  Version:                           1 (current)
  OS/ABI:                            UNIX - System V
  ABI Version:                       0
  Type:                              DYN (Shared object file)
  Machine:                           ARM
  Version:                           0x1
  Entry point address:               0x0
  Start of program headers:          52 (bytes into file)
  Start of section headers:          1826276 (bytes into file)
  Flags:                             0x5000000, Version5 EABI
  Size of this header:               52 (bytes)
  Size of program headers:           32 (bytes)
  Number of program headers:         7
  Size of section headers:           40 (bytes)
  Number of section headers:         22
  Section header string table index: 20

How is it possible, that lld cannot determine the entry point? Is there a way to get additional information (e.g. --verbose did not print any line so far).

Looks like the linker generated either a dud elf header or dud executable. Does the compiled binary look really small, as if it doesn’t really contain any code?

You may want to check the target JSON file (if defining your own target) or linker script (if you are using one) to double check what the entry point is. I know there are ways to ask rustc to dump the full linker invitation and a bunch of other info, but I can’t remember what the particular compiler arguments are.

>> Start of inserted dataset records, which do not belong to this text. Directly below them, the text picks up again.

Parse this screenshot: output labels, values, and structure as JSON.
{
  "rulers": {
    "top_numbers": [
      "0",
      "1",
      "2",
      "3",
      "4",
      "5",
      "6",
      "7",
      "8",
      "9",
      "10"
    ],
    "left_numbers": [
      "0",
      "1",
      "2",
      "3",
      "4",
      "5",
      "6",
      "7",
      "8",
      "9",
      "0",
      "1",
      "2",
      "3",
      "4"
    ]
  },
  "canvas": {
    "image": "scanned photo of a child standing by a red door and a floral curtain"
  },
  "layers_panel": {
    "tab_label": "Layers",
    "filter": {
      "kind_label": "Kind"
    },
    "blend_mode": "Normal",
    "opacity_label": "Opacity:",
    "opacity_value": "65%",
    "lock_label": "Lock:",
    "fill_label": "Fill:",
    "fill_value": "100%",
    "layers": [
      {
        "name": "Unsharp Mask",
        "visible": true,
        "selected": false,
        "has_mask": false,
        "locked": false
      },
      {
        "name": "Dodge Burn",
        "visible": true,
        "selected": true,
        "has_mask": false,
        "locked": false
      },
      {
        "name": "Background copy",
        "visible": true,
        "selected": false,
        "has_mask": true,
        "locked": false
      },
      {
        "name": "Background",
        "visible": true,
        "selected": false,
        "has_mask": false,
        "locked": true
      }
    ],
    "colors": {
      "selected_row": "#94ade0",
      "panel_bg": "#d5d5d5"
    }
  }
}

The binary is quite big for that simple program (~2MB)
There is no specific json file, but the official armv5te target from rustup (nightly).
Does anybody know the compiler switch :confused: ?